Sexual repression is a state in which a person is prevented from expressing their own sexuality. Sexual repression is often linked with feelings of guilt or shame being associated with sexual impulses. Defining characteristics and practices associated with sexual repression vary between societies and different historical periods. The behaviours and attitudes constituting sexual repression differ across cultures, religious communities and moral systems. Sexual repression can largely be categorised as physical, mental or an amalgam of both.
Sexual repression is enforced through legislation in certain countries, many of which are located in the Middle East and North Africa region, and South Asia. Common practices associated with sexual repression include child marriage, female genital mutilation and male circumcision. Individuals believed to have engaged in behaviours contradicting social, religious or cultural expectations of sexual repression, such as same-sex sexual activity, may be punished through honor killings, persecution or the death penalty.

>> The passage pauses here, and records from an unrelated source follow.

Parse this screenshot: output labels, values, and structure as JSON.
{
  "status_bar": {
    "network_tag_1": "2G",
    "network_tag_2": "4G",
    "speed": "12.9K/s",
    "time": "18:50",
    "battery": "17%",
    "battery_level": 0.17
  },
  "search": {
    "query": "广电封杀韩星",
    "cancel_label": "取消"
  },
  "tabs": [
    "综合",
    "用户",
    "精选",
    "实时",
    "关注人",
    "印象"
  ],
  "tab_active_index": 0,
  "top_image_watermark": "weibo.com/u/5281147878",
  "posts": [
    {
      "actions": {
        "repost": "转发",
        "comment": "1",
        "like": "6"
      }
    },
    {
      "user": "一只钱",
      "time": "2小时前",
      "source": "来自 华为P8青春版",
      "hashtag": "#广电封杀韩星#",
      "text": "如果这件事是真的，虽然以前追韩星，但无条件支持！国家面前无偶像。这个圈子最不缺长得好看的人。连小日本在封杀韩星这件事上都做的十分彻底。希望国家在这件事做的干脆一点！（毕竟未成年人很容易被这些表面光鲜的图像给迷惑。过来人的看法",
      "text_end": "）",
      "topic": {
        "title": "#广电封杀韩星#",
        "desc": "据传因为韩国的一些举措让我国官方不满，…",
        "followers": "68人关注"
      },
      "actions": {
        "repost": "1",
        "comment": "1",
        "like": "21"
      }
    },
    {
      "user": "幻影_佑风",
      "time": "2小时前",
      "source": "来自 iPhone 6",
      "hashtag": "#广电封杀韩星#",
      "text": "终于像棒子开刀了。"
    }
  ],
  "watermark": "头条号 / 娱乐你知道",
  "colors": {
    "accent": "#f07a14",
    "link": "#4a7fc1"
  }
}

Sexual repression can also be developed unconsciously from one's childhood or from undesirable sexual experiences.